> **TRY IT**
Look through the lines below and copy each one that includes "JSON".

> **RECORDS SHOWN**

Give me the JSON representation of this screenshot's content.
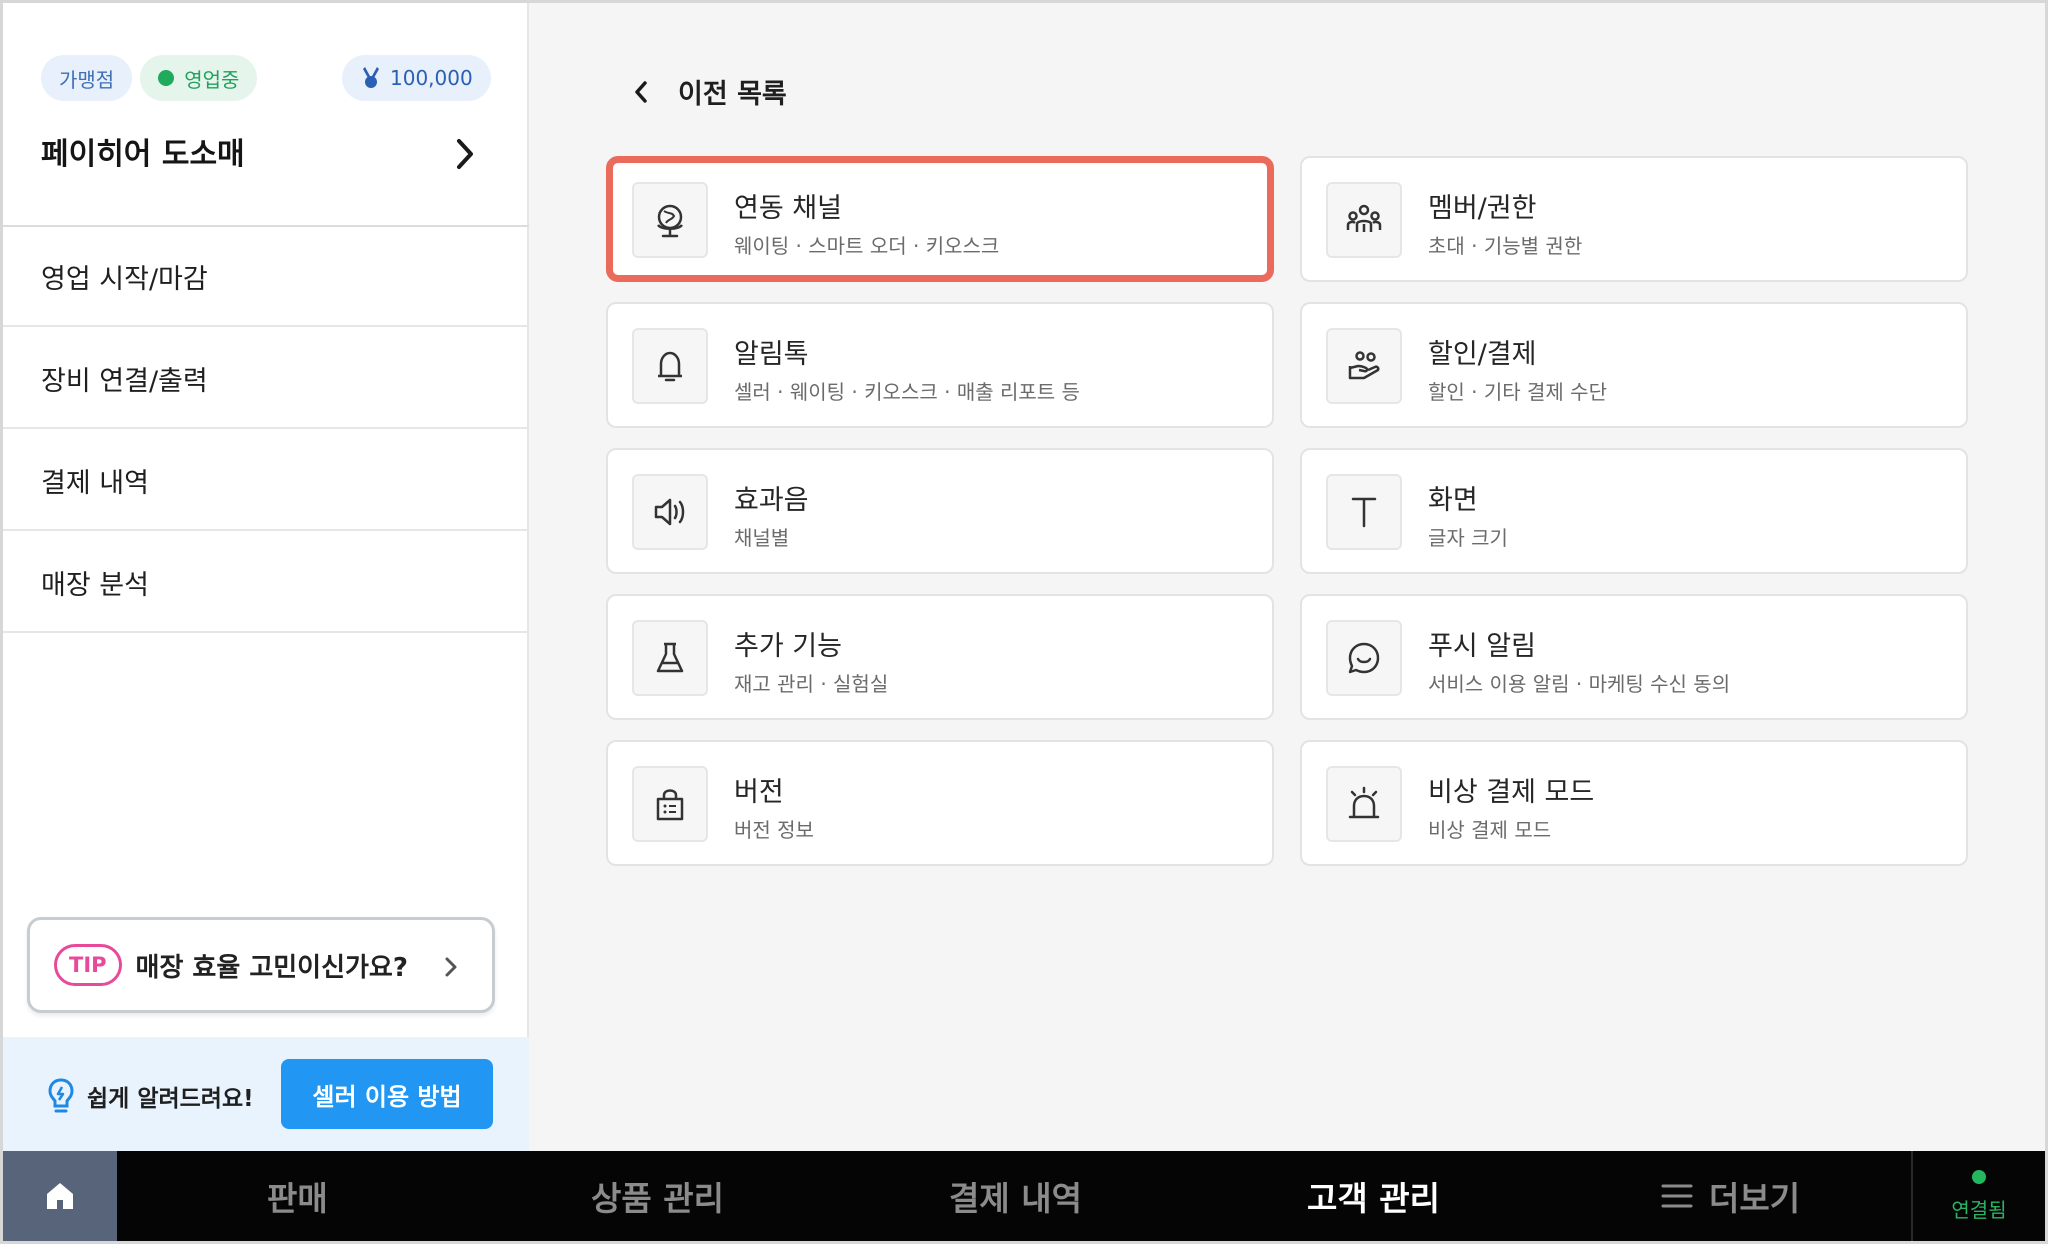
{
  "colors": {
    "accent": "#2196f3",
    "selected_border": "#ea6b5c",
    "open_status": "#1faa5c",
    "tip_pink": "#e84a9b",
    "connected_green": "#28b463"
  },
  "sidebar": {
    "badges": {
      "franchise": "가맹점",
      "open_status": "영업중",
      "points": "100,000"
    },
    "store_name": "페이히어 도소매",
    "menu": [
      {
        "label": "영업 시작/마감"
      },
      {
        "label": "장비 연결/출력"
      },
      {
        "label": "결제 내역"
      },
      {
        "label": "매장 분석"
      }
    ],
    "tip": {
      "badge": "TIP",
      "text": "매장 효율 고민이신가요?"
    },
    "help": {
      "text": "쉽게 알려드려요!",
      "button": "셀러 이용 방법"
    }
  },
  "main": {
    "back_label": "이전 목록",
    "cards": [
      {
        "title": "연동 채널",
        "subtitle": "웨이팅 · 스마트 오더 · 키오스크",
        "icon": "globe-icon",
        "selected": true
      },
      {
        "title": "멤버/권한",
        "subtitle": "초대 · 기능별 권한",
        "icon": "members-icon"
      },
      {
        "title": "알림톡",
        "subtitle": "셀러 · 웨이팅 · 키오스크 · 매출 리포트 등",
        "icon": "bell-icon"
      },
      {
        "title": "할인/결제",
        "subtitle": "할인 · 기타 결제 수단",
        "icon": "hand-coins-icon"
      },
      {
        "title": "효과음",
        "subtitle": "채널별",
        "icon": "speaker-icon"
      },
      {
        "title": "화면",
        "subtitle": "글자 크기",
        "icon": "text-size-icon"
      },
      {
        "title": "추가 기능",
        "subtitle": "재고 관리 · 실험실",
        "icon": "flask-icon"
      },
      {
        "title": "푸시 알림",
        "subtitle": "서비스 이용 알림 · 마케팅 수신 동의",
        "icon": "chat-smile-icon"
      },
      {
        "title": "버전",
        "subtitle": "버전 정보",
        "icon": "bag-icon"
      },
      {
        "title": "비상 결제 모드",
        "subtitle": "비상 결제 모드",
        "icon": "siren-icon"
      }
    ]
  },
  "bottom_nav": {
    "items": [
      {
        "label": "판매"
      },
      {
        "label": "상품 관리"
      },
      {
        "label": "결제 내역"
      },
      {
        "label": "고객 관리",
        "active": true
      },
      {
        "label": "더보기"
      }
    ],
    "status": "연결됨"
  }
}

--

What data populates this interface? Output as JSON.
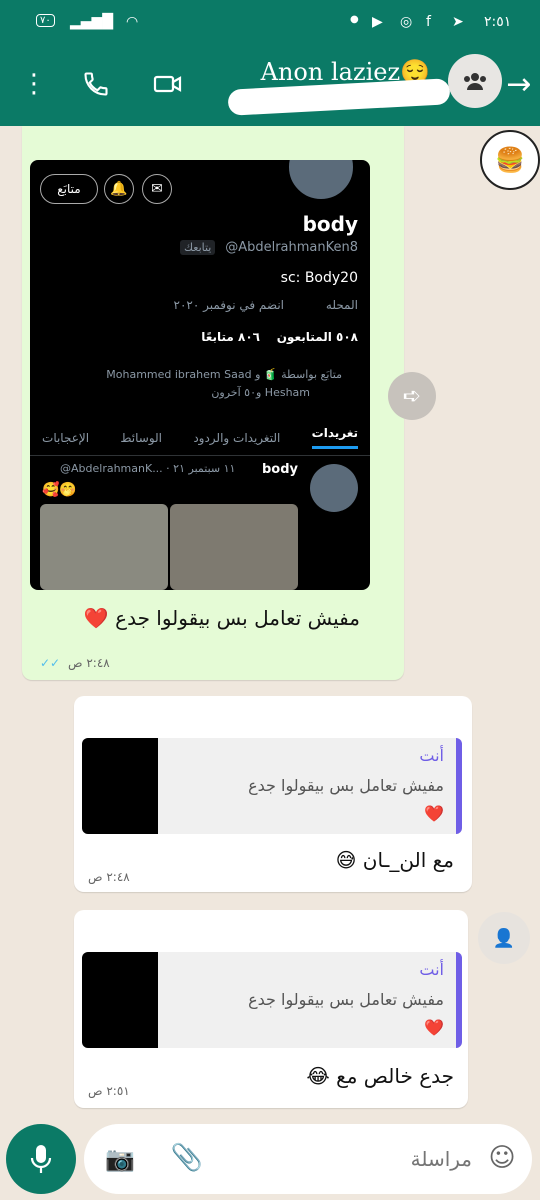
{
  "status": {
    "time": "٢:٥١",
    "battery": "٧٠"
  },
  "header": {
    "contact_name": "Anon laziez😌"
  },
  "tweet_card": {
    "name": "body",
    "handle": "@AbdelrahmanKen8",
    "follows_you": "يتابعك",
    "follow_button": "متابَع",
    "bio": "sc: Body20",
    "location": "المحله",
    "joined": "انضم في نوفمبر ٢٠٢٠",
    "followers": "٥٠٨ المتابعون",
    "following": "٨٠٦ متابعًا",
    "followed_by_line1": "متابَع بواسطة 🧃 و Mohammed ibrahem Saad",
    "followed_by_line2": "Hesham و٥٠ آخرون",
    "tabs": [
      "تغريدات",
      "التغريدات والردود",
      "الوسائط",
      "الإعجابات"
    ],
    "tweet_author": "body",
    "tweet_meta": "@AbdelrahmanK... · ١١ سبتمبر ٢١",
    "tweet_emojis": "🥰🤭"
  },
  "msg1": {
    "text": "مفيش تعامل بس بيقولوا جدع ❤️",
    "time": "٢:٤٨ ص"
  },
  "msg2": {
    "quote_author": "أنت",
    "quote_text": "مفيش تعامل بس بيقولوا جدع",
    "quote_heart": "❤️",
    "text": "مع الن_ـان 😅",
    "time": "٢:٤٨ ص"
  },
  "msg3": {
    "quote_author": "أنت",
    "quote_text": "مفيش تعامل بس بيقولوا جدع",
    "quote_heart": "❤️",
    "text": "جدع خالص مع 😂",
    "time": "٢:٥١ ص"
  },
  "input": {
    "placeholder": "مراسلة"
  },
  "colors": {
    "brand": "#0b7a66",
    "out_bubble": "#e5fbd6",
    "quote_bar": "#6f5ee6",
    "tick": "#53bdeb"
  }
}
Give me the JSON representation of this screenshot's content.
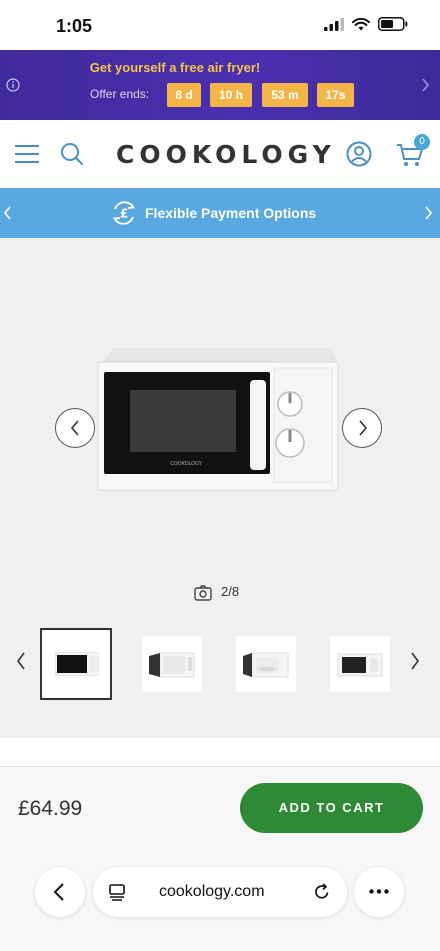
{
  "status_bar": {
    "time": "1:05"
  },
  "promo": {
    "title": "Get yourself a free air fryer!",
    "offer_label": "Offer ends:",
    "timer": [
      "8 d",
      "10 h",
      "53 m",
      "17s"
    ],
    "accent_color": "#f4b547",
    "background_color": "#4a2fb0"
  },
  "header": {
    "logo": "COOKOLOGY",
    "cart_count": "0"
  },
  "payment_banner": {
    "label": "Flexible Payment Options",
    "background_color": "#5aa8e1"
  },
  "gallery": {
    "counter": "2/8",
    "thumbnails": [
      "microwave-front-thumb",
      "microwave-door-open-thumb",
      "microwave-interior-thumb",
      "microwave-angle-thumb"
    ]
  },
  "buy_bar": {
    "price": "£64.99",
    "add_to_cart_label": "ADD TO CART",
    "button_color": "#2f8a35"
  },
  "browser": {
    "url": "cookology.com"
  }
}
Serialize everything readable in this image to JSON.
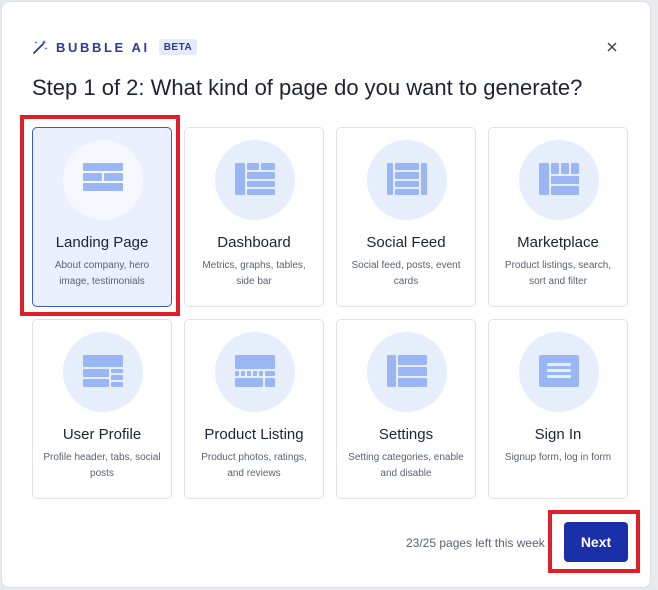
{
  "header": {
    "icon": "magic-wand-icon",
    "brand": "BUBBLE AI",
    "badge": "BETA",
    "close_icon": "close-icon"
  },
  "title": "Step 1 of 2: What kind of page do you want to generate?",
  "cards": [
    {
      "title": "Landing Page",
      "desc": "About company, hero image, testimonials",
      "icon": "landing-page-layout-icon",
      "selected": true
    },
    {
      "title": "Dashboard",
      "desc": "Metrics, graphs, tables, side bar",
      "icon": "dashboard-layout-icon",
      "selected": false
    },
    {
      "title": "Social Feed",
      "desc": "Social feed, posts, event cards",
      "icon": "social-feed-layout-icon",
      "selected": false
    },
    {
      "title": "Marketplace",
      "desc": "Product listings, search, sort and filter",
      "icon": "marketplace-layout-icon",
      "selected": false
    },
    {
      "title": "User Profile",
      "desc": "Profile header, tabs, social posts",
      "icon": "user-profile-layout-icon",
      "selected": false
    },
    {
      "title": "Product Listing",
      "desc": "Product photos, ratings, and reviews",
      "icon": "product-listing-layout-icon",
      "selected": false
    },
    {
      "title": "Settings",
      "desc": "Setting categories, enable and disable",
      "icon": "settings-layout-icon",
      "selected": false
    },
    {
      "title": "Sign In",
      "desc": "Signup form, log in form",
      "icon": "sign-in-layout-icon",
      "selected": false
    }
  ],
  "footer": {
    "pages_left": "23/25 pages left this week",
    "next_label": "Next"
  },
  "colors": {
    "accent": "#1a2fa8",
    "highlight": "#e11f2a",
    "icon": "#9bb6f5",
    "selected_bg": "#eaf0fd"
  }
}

> **WRITTEN REPLY**
Give me the JSON representation of this screenshot's content.
What data populates this interface? Output as JSON.
Give me the JSON representation of this screenshot's content.
Serialize everything readable in this image to JSON.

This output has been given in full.